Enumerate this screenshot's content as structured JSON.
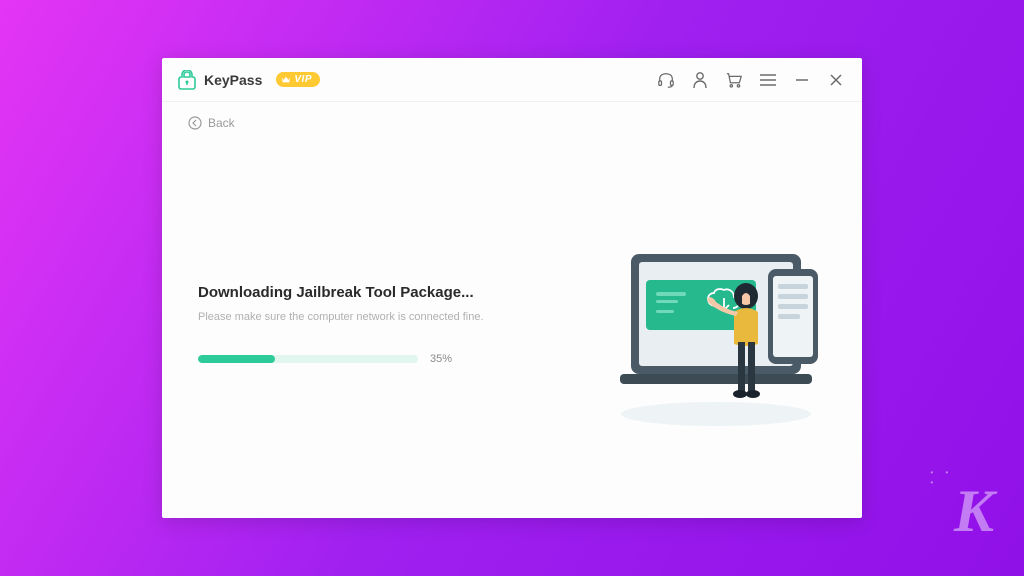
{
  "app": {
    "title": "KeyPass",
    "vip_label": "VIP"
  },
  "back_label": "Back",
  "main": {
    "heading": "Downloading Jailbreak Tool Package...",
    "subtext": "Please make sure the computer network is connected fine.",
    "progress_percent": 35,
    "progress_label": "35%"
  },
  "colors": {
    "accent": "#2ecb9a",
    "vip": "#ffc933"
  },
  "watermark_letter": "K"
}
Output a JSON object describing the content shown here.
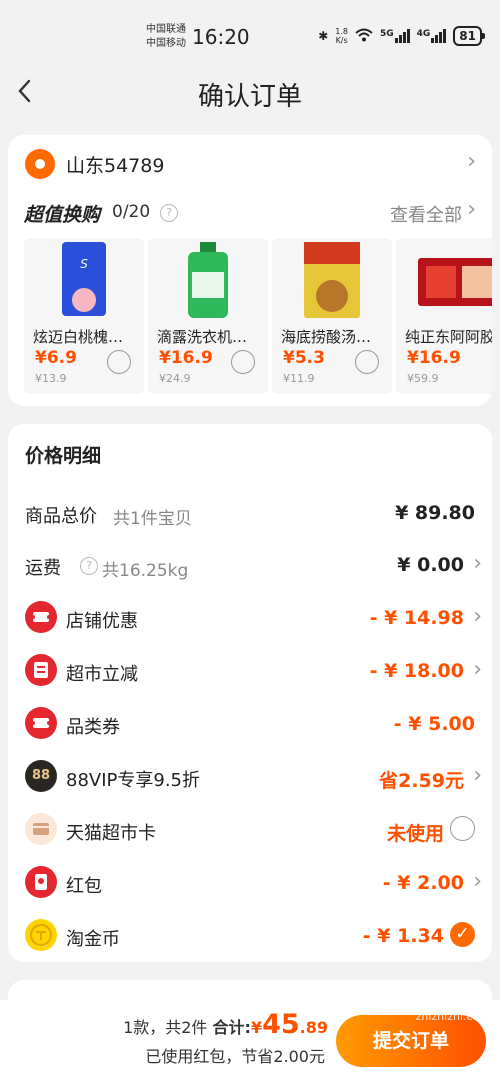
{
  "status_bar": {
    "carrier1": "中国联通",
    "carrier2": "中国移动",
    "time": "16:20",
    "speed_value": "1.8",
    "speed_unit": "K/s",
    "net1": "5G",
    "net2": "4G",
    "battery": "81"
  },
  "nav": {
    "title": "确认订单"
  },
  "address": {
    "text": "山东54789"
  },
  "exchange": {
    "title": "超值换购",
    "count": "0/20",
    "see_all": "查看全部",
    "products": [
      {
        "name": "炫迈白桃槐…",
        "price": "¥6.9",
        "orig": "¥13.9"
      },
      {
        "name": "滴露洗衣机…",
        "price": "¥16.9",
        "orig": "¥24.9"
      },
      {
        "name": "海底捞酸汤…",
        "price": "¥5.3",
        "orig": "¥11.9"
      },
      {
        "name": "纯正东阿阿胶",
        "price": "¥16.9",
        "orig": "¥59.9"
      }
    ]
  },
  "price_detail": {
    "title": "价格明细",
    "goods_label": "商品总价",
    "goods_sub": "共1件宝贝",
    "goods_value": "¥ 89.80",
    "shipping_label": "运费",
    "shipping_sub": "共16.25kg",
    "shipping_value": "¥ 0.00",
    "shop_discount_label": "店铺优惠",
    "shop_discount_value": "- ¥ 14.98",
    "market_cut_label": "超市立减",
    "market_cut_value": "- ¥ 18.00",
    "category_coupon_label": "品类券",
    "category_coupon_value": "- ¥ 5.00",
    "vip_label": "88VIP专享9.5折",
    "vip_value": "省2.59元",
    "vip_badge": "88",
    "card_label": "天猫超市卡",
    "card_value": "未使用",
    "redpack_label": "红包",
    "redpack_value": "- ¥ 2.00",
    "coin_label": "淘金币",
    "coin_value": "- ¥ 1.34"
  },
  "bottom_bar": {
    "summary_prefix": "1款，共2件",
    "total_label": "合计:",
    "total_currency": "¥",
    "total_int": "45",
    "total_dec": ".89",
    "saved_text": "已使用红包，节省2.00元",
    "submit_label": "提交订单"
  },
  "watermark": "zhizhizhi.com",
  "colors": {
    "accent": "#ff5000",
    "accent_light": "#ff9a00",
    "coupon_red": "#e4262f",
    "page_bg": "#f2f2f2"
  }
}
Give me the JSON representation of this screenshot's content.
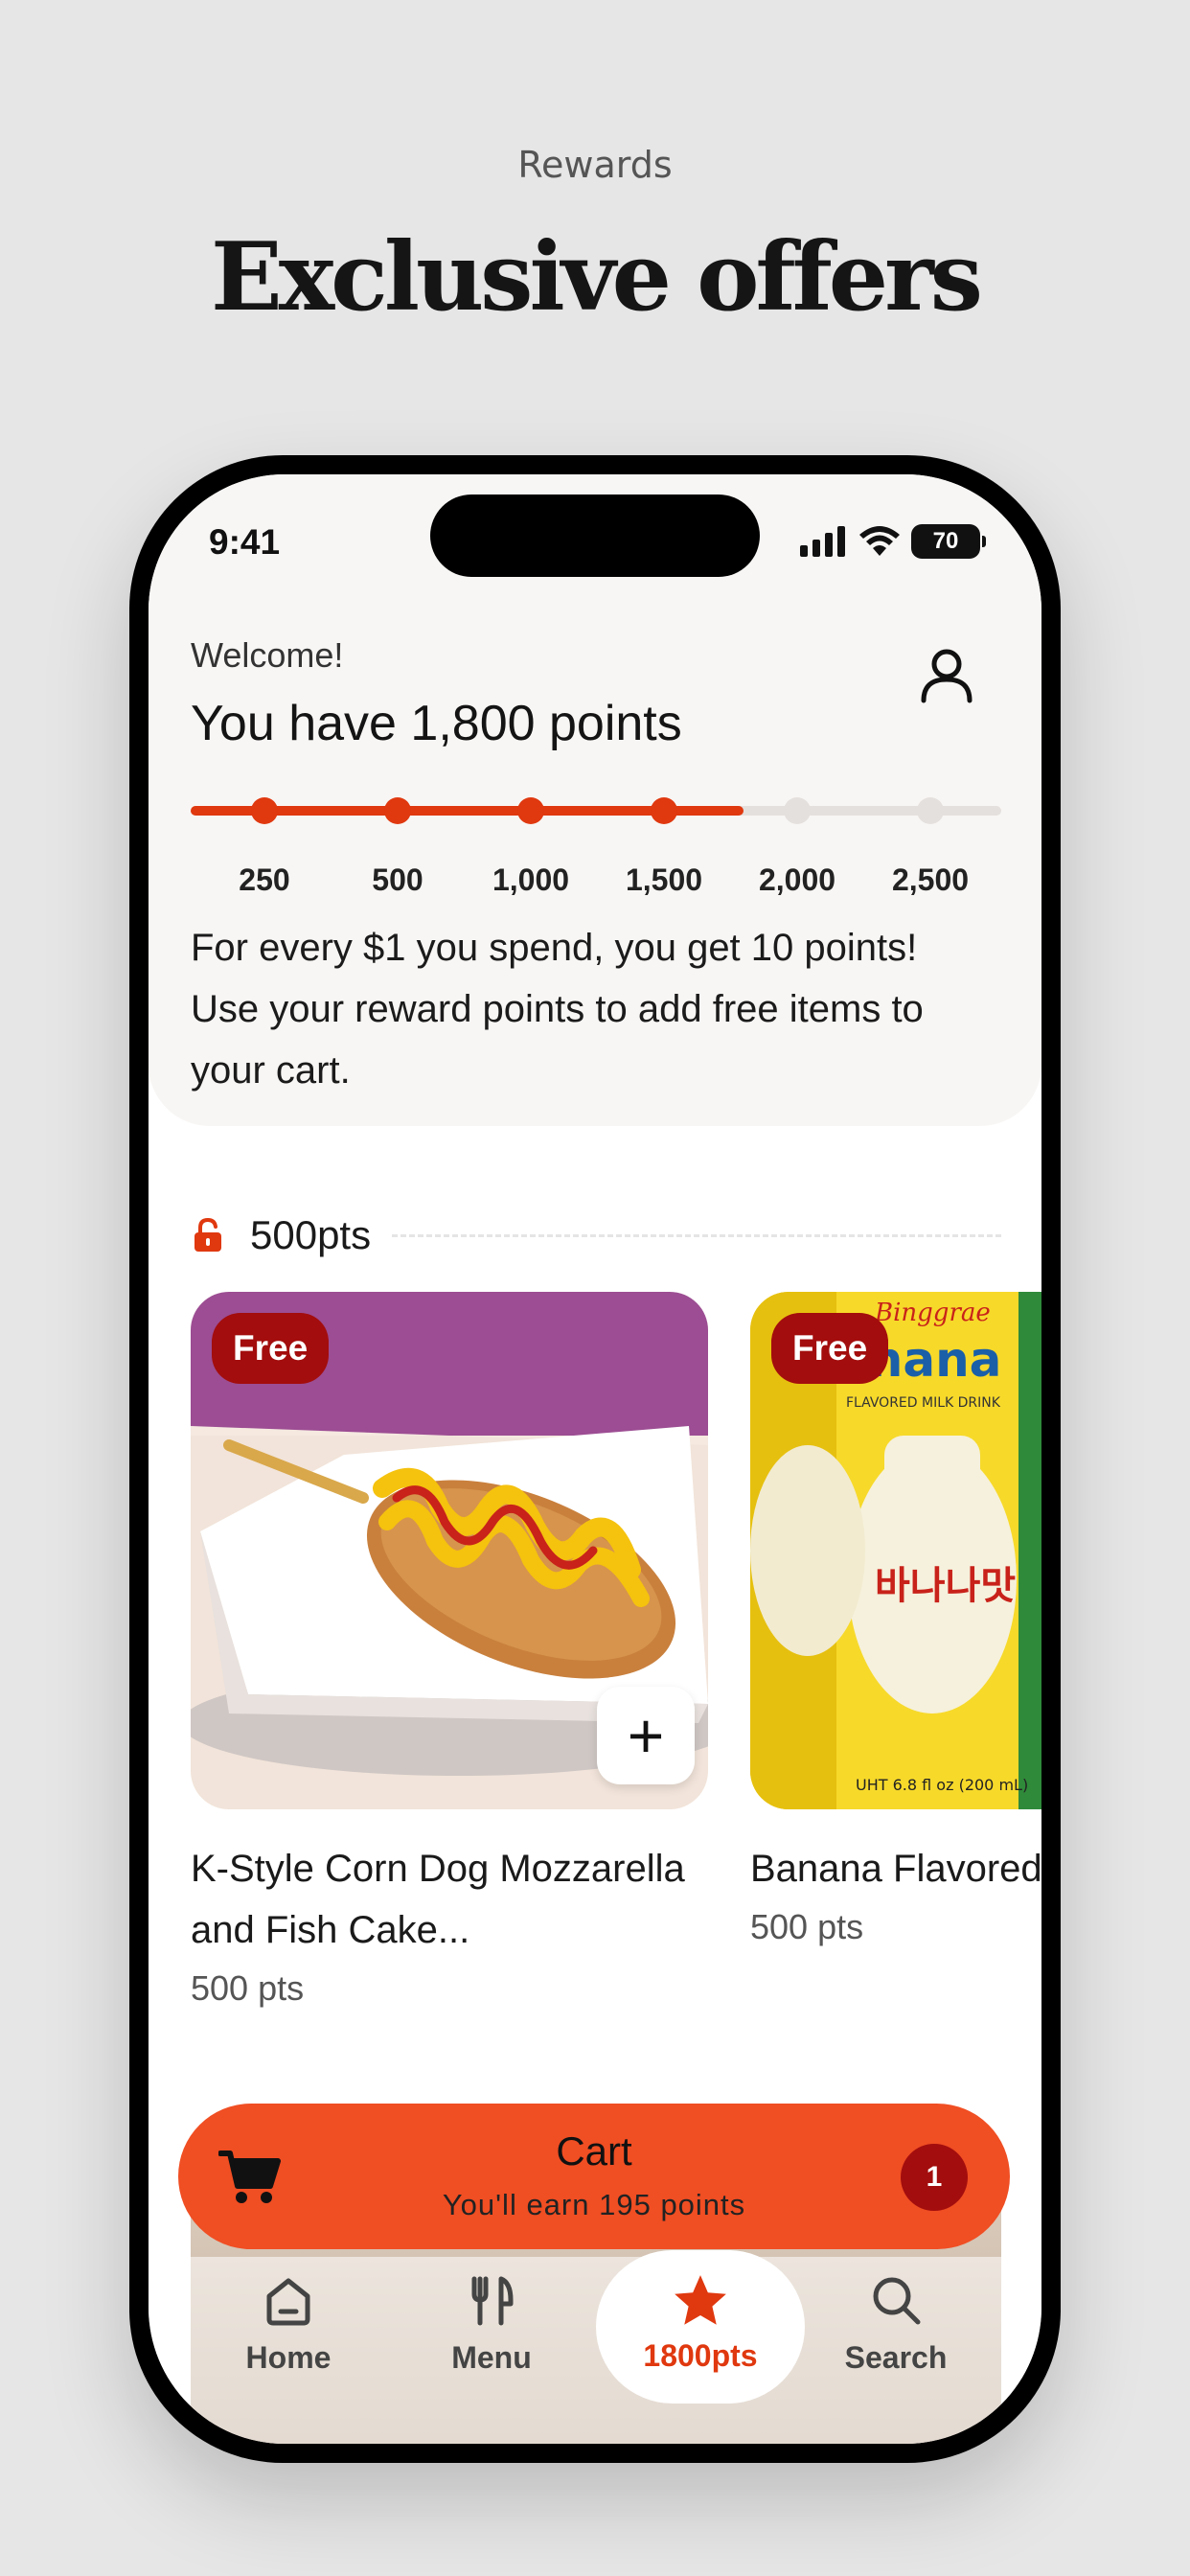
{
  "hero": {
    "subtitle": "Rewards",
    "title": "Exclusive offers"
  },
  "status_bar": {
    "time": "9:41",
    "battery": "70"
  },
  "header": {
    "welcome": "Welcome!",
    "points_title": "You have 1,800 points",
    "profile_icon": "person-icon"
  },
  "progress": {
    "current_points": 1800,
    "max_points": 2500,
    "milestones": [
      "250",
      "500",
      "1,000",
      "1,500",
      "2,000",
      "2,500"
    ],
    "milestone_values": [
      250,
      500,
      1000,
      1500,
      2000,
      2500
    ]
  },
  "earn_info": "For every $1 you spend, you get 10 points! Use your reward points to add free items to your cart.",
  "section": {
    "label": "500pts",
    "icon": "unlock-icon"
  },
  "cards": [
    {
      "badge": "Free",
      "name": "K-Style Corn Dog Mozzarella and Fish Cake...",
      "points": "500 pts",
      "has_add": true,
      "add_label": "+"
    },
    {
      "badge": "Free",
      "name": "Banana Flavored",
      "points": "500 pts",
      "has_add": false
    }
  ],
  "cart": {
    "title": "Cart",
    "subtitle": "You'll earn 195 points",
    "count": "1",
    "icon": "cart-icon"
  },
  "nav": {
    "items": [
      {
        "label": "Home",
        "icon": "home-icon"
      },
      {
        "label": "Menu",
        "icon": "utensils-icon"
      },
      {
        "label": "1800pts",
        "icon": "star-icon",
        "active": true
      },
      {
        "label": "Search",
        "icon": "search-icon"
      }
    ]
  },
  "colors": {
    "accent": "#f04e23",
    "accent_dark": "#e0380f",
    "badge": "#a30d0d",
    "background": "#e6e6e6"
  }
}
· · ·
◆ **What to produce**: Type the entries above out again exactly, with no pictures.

◆ **Result of this exercise**:
Enumerate this screenshot's content as structured JSON.
{
  "app": {
    "title": "KeyPass",
    "vip_label": "VIP"
  },
  "back_label": "Back",
  "main": {
    "heading": "Downloading Jailbreak Tool Package...",
    "subtext": "Please make sure the computer network is connected fine.",
    "progress_percent": 35,
    "progress_label": "35%"
  },
  "colors": {
    "accent": "#2ecb9a",
    "vip": "#ffc933"
  },
  "watermark_letter": "K"
}
Output a JSON object describing the content shown here.
{
  "status_bar": {
    "carrier1": "中国联通",
    "carrier2": "中国移动",
    "time": "16:20",
    "speed_value": "1.8",
    "speed_unit": "K/s",
    "net1": "5G",
    "net2": "4G",
    "battery": "81"
  },
  "nav": {
    "title": "确认订单"
  },
  "address": {
    "text": "山东54789"
  },
  "exchange": {
    "title": "超值换购",
    "count": "0/20",
    "see_all": "查看全部",
    "products": [
      {
        "name": "炫迈白桃槐…",
        "price": "¥6.9",
        "orig": "¥13.9"
      },
      {
        "name": "滴露洗衣机…",
        "price": "¥16.9",
        "orig": "¥24.9"
      },
      {
        "name": "海底捞酸汤…",
        "price": "¥5.3",
        "orig": "¥11.9"
      },
      {
        "name": "纯正东阿阿胶",
        "price": "¥16.9",
        "orig": "¥59.9"
      }
    ]
  },
  "price_detail": {
    "title": "价格明细",
    "goods_label": "商品总价",
    "goods_sub": "共1件宝贝",
    "goods_value": "¥ 89.80",
    "shipping_label": "运费",
    "shipping_sub": "共16.25kg",
    "shipping_value": "¥ 0.00",
    "shop_discount_label": "店铺优惠",
    "shop_discount_value": "- ¥ 14.98",
    "market_cut_label": "超市立减",
    "market_cut_value": "- ¥ 18.00",
    "category_coupon_label": "品类券",
    "category_coupon_value": "- ¥ 5.00",
    "vip_label": "88VIP专享9.5折",
    "vip_value": "省2.59元",
    "vip_badge": "88",
    "card_label": "天猫超市卡",
    "card_value": "未使用",
    "redpack_label": "红包",
    "redpack_value": "- ¥ 2.00",
    "coin_label": "淘金币",
    "coin_value": "- ¥ 1.34"
  },
  "bottom_bar": {
    "summary_prefix": "1款，共2件",
    "total_label": "合计:",
    "total_currency": "¥",
    "total_int": "45",
    "total_dec": ".89",
    "saved_text": "已使用红包，节省2.00元",
    "submit_label": "提交订单"
  },
  "watermark": "zhizhizhi.com",
  "colors": {
    "accent": "#ff5000",
    "accent_light": "#ff9a00",
    "coupon_red": "#e4262f",
    "page_bg": "#f2f2f2"
  }
}
Give me the JSON representation of this screenshot's content.
{
  "hero": {
    "subtitle": "Rewards",
    "title": "Exclusive offers"
  },
  "status_bar": {
    "time": "9:41",
    "battery": "70"
  },
  "header": {
    "welcome": "Welcome!",
    "points_title": "You have 1,800 points",
    "profile_icon": "person-icon"
  },
  "progress": {
    "current_points": 1800,
    "max_points": 2500,
    "milestones": [
      "250",
      "500",
      "1,000",
      "1,500",
      "2,000",
      "2,500"
    ],
    "milestone_values": [
      250,
      500,
      1000,
      1500,
      2000,
      2500
    ]
  },
  "earn_info": "For every $1 you spend, you get 10 points! Use your reward points to add free items to your cart.",
  "section": {
    "label": "500pts",
    "icon": "unlock-icon"
  },
  "cards": [
    {
      "badge": "Free",
      "name": "K-Style Corn Dog Mozzarella and Fish Cake...",
      "points": "500 pts",
      "has_add": true,
      "add_label": "+"
    },
    {
      "badge": "Free",
      "name": "Banana Flavored",
      "points": "500 pts",
      "has_add": false
    }
  ],
  "cart": {
    "title": "Cart",
    "subtitle": "You'll earn 195 points",
    "count": "1",
    "icon": "cart-icon"
  },
  "nav": {
    "items": [
      {
        "label": "Home",
        "icon": "home-icon"
      },
      {
        "label": "Menu",
        "icon": "utensils-icon"
      },
      {
        "label": "1800pts",
        "icon": "star-icon",
        "active": true
      },
      {
        "label": "Search",
        "icon": "search-icon"
      }
    ]
  },
  "colors": {
    "accent": "#f04e23",
    "accent_dark": "#e0380f",
    "badge": "#a30d0d",
    "background": "#e6e6e6"
  }
}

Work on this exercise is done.